Because of a lack of action on federal data privacy legislation over the years, states are now seeking to pass their own laws to protect their constituents. Without a federal standard, data privacy protections continue to vary from state to state based on the laws passed in each state.
As we discussed in Inside Story last month, California was the first state to pass a comprehensive consumer privacy law in the U.S. After passage of the California Consumer Privacy Act (CCPA) in 2018, there was a push by lawmakers in other states to pass similar legislation. This led to an increase in the number of data privacy bills introduced last year in the states, as reported by the National Conference of State Legislators (NCSL).
While the CCPA is still the only law of its kind in the country, the effort to pass similar legislation in other states continued throughout 2019. Efforts to pass a comprehensive law in other states were unsuccessful last year, but there was progress on other bills related to consumer privacy.

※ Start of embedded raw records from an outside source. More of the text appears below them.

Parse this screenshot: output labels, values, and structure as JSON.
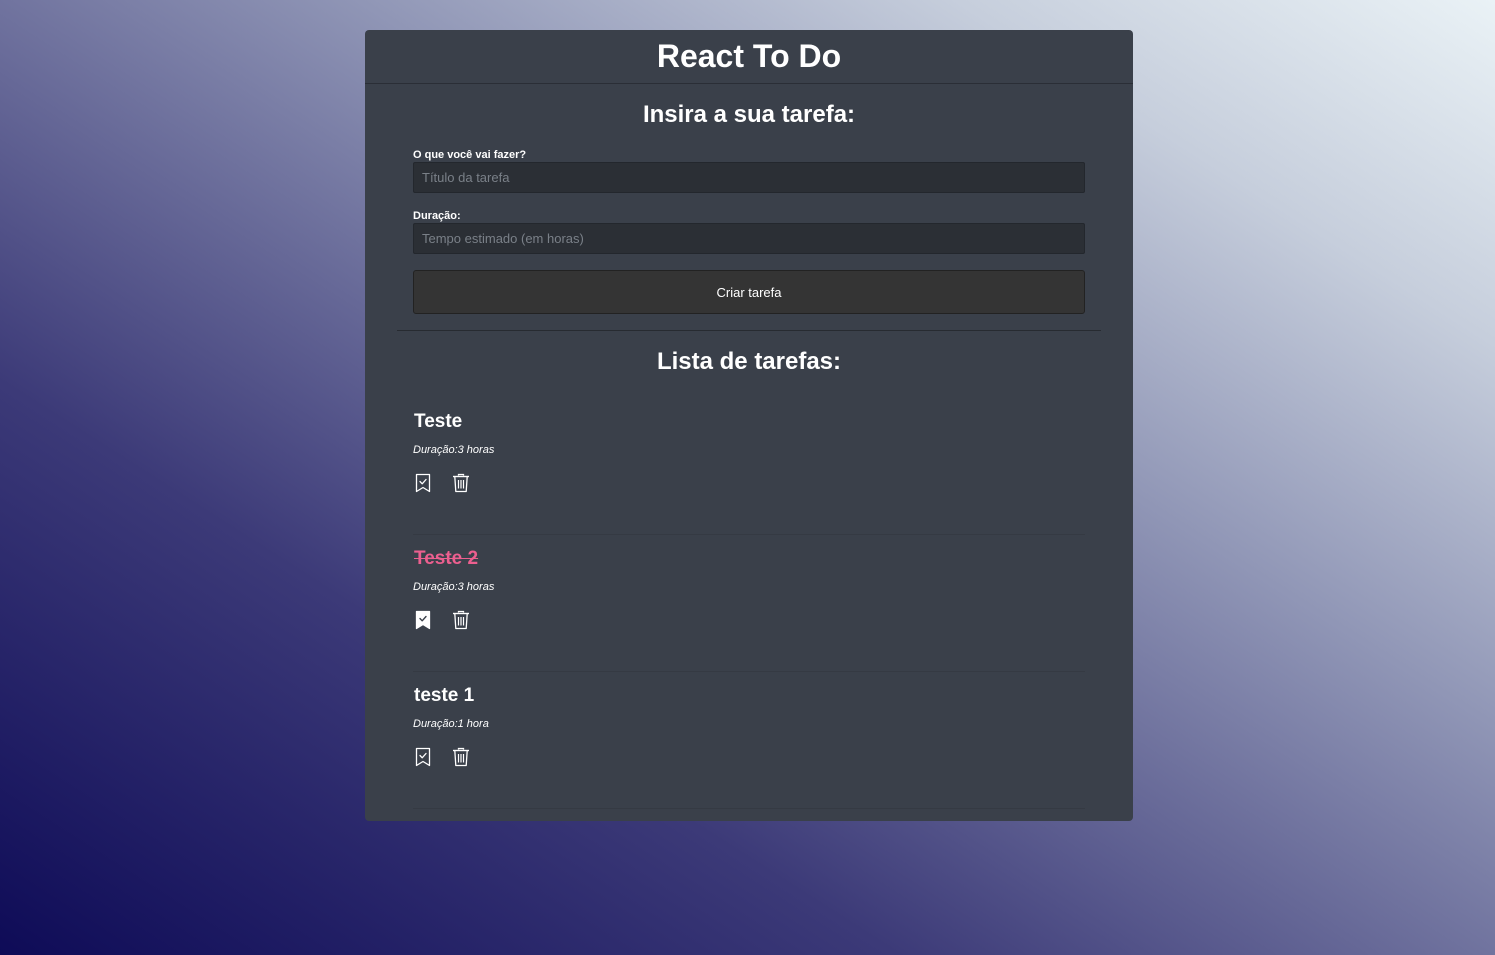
{
  "header": {
    "title": "React To Do"
  },
  "form": {
    "title": "Insira a sua tarefa:",
    "task_label": "O que você vai fazer?",
    "task_placeholder": "Título da tarefa",
    "task_value": "",
    "duration_label": "Duração:",
    "duration_placeholder": "Tempo estimado (em horas)",
    "duration_value": "",
    "submit_label": "Criar tarefa"
  },
  "list": {
    "title": "Lista de tarefas:",
    "tasks": [
      {
        "name": "Teste",
        "duration": "Duração:3 horas",
        "done": false
      },
      {
        "name": "Teste 2",
        "duration": "Duração:3 horas",
        "done": true
      },
      {
        "name": "teste 1",
        "duration": "Duração:1 hora",
        "done": false
      }
    ]
  },
  "colors": {
    "card": "#3a404a",
    "done_text": "#ec5f8f",
    "input_bg": "#2b2f35",
    "button_bg": "#343434"
  },
  "icons": {
    "complete": "bookmark-check-icon",
    "delete": "trash-icon"
  }
}
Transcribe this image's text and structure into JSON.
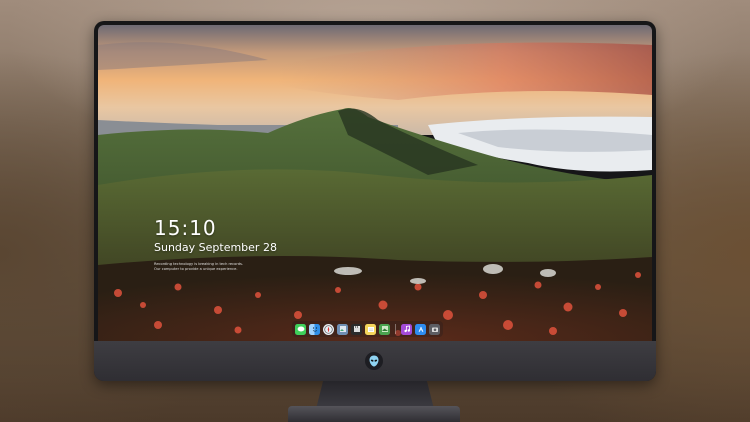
{
  "lock_screen": {
    "time": "15:10",
    "date": "Sunday September 28",
    "notice_line1": "Recording technology is breaking in tech records.",
    "notice_line2": "Our computer to provide a unique experience."
  },
  "dock": {
    "apps": [
      {
        "name": "messages",
        "icon": "messages-icon",
        "color": "#3fcf5a"
      },
      {
        "name": "finder",
        "icon": "finder-icon",
        "color": "#2f8fe8"
      },
      {
        "name": "safari",
        "icon": "safari-icon",
        "color": "#e9eef3"
      },
      {
        "name": "preview",
        "icon": "preview-icon",
        "color": "#6f8fb4"
      },
      {
        "name": "clapper",
        "icon": "clapper-icon",
        "color": "#2b2b2b"
      },
      {
        "name": "notes",
        "icon": "notes-icon",
        "color": "#f6d55c"
      },
      {
        "name": "photos",
        "icon": "photos-icon",
        "color": "#4aa34f"
      },
      {
        "name": "music",
        "icon": "music-icon",
        "color": "#a44bd8"
      },
      {
        "name": "app-store",
        "icon": "app-store-icon",
        "color": "#2e8cf0"
      },
      {
        "name": "camera",
        "icon": "camera-icon",
        "color": "#5c5d63"
      }
    ]
  }
}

For example, in Texas, legislation (TX HB 4390) was passed and signed into law to establish the Texas Privacy Protection Advisory Council. The Maine State Legislature passed a law (ME SB 275) that limits broadband Internet providers from using, disclosing, and selling customer’s personal information. Three states, Connecticut, Louisiana and North Dakota, enacted laws that create a legislative management study or establish a task force on issues related to consumer privacy. The full list of bills that were introduced and their statuses can be viewed on NCSL’s website.
Last month’s edition of Inside Story explored the growing nationwide support for tech and data privacy protections in the U.S., including new federal legislation that is expected to be introduced in the House early this year. This month’s edition of Inside Story will focus on some of the efforts in the states to protect consumers’ privacy as states continue to move forward on legislation again in 2020.
–Gloria Story Dittus, Chairman, Story Partners